I believe you are a fighter and a true fighter never stops fighting. Keep on striving to those goals of yours. It is healing to do something "normal", I'm 77 and still chugging along with piano and voice students even though I have had to cut waaaaaaaaaaaaaaaay back. Pity parties are fine as long as they don't last too long. A good cry helps me sometimes to but I'm much better as being like Molly Brown and "pick myself up, dust myself off and start all over again." I look for songs to sing and think about and I pray for others and hug and smile a lot. That's the treatment that works for me. Oh yes, I still go to continuing education classes to help me learn to be a better teacher. SINGcerely, Gramma Karen

Also - I don't know what (if anything) you've told people in your professional life, but you could tell them enough of what's happening to provide an explanation and give you a little more flexibility, even if it's just something like "I suffer from chronic migraines".

And I'm a great believer in learning for learning's sake. If nothing else, if (heaven forfend) your ataxia suddenly decided to progress rapidly, and you ended up collecting your PhD in a wheelchair, or with a walker, and you had to have someone else hold your cap for you because you'd drop it, it's much more likely that you'd get the loudest clap in the hall: people recognise courage and optimism in the face of adversity.

And on the other side of things - if a time comes when you can't speak or walk easily, that "Dr" at the front of your name may help act as a preventative against other people's unfortunate tendency to associate physical impairment with mental impairment.

But totally have some pity parties when you need them.

Best wishes,

Lute (PhD).

My ataxia began in November while I was halfway through my second year of grad school. I didn't stop. I just completed that year and have one more to go. Then I'll apply for PhD programs. I've already started researching and studying for my GRE. Don't quit. It's hard, but it's important to see a future for yourself. If not, life can become quite bleak.

-Bernard

I want to encourage you to stick with it!
You’ll be glad you did.
I admire your strength and determination,
Have a pity party if you want.
Sometimes we just need to let it out.

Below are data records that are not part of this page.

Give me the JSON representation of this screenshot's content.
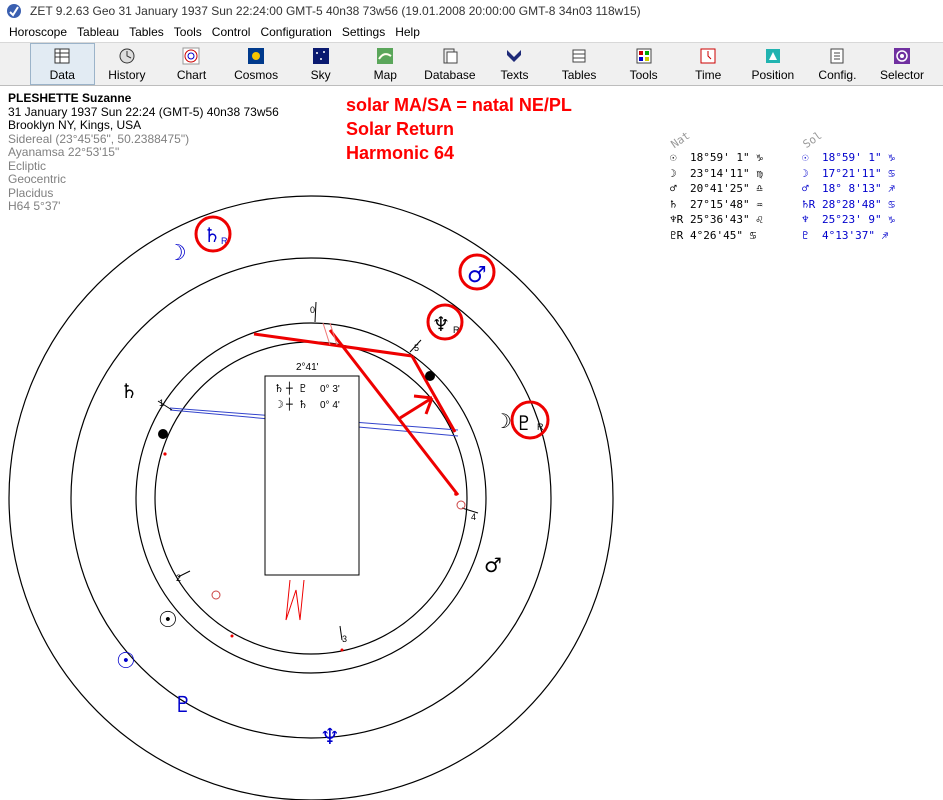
{
  "window": {
    "title": "ZET 9.2.63 Geo   31 January 1937  Sun  22:24:00 GMT-5 40n38  73w56  (19.01.2008  20:00:00 GMT-8 34n03 118w15)"
  },
  "menu": [
    "Horoscope",
    "Tableau",
    "Tables",
    "Tools",
    "Control",
    "Configuration",
    "Settings",
    "Help"
  ],
  "toolbar": [
    {
      "label": "Data",
      "icon": "data-icon"
    },
    {
      "label": "History",
      "icon": "history-icon"
    },
    {
      "label": "Chart",
      "icon": "chart-icon"
    },
    {
      "label": "Cosmos",
      "icon": "cosmos-icon"
    },
    {
      "label": "Sky",
      "icon": "sky-icon"
    },
    {
      "label": "Map",
      "icon": "map-icon"
    },
    {
      "label": "Database",
      "icon": "database-icon"
    },
    {
      "label": "Texts",
      "icon": "texts-icon"
    },
    {
      "label": "Tables",
      "icon": "tables-icon"
    },
    {
      "label": "Tools",
      "icon": "tools-icon"
    },
    {
      "label": "Time",
      "icon": "time-icon"
    },
    {
      "label": "Position",
      "icon": "position-icon"
    },
    {
      "label": "Config.",
      "icon": "config-icon"
    },
    {
      "label": "Selector",
      "icon": "selector-icon"
    }
  ],
  "info": {
    "name": "PLESHETTE Suzanne",
    "datetime": "31 January 1937  Sun  22:24 (GMT-5) 40n38  73w56",
    "place": "Brooklyn NY, Kings, USA",
    "sidereal": "Sidereal (23°45'56\", 50.2388475\")",
    "ayanamsa": "Ayanamsa 22°53'15\"",
    "ecliptic": "Ecliptic",
    "geocentric": "Geocentric",
    "placidus": "Placidus",
    "harmonic": "H64   5°37'"
  },
  "annotation": {
    "line1": "solar MA/SA = natal NE/PL",
    "line2": "Solar Return",
    "line3": "Harmonic 64"
  },
  "positions": {
    "header_nat": "Nat",
    "header_sol": "Sol",
    "rows": [
      {
        "nat_glyph": "☉",
        "nat": "18°59' 1\" ♑",
        "sol_glyph": "☉",
        "sol": "18°59' 1\" ♑"
      },
      {
        "nat_glyph": "☽",
        "nat": "23°14'11\" ♍",
        "sol_glyph": "☽",
        "sol": "17°21'11\" ♋"
      },
      {
        "nat_glyph": "♂",
        "nat": "20°41'25\" ♎",
        "sol_glyph": "♂",
        "sol": "18° 8'13\" ♐"
      },
      {
        "nat_glyph": "♄",
        "nat": "27°15'48\" ♒",
        "sol_glyph": "♄R",
        "sol": "28°28'48\" ♋"
      },
      {
        "nat_glyph": "♆R",
        "nat": "25°36'43\" ♌",
        "sol_glyph": "♆",
        "sol": "25°23' 9\" ♑"
      },
      {
        "nat_glyph": "♇R",
        "nat": " 4°26'45\" ♋",
        "sol_glyph": "♇",
        "sol": " 4°13'37\" ♐"
      }
    ]
  },
  "popup": {
    "row1_a": "♄",
    "row1_b": "♇",
    "row1_val": "0° 3'",
    "row2_a": "☽",
    "row2_b": "♄",
    "row2_val": "0° 4'",
    "arc": "2°41'"
  },
  "house_numbers": [
    "0",
    "5",
    "1",
    "4",
    "2",
    "3"
  ],
  "chart_planets": {
    "outer": [
      {
        "glyph": "☽",
        "color": "#0000cc"
      },
      {
        "glyph": "♄",
        "color": "#0000cc"
      },
      {
        "glyph": "♂",
        "color": "#0000cc"
      },
      {
        "glyph": "♇",
        "color": "#000000"
      },
      {
        "glyph": "☉",
        "color": "#0000cc"
      },
      {
        "glyph": "♇",
        "color": "#0000cc"
      },
      {
        "glyph": "♆",
        "color": "#0000cc"
      }
    ],
    "inner": [
      {
        "glyph": "♆",
        "color": "#000000"
      },
      {
        "glyph": "♄",
        "color": "#000000"
      },
      {
        "glyph": "☽",
        "color": "#000000"
      },
      {
        "glyph": "♂",
        "color": "#000000"
      },
      {
        "glyph": "☉",
        "color": "#000000"
      }
    ],
    "retro_mark": "R"
  },
  "colors": {
    "annotation": "#ff0000",
    "solar": "#0000cc",
    "aspect_line": "#3344cc"
  }
}
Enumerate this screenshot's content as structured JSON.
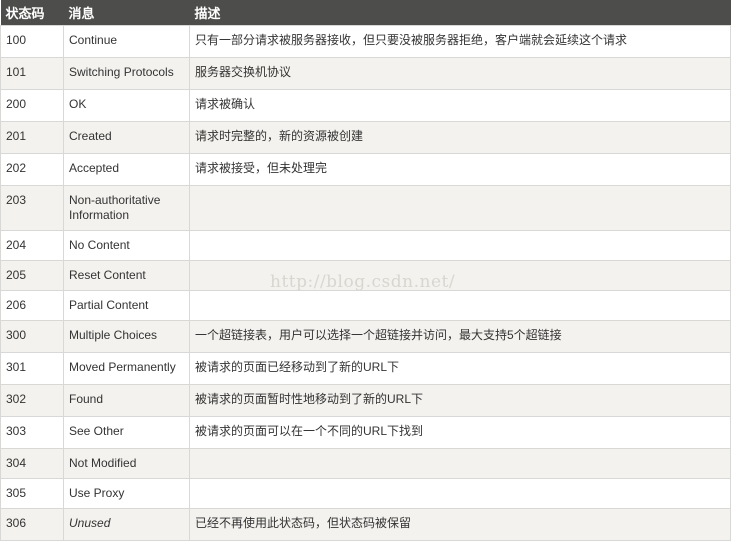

Do it! There is always a way! I have spent my life working to have my perfect job, than bam, taken from me (or so I believed). My employer has asked me to freelance jobs at my own pace from home and via conference calls, and I will be assisting in a new part of the website where they can ask the professional when they need help, again, totally on my terms. I went from disheartened to upbeat! I went from hectic travel schedules to wearing fuzzy bunny slippers until noon if I want and still have purpose and looking forward to still teaching others. So go do it girl!

Keep at it. Don’t give in. You will feel so proud when it’s finished. X

I too feel that way, it was funny hearing it from your point of view. I have done several courses so that i could work in a nursing home in leisure and lifestyle ( a popular job ), i worked my but off over the years, raising two kids on my own, working and going to tafe for years. I am now qualified and have been working in the job i love, only to learn last year that i have genetic MSA, multi system atrophy. It has come upon me so fast and after all that lifeling effort, i have to give up work. It almost seems like a very bad joke, but its unbeleivably real, as we all know. I am positive but it does suck. Just getting that off my chest.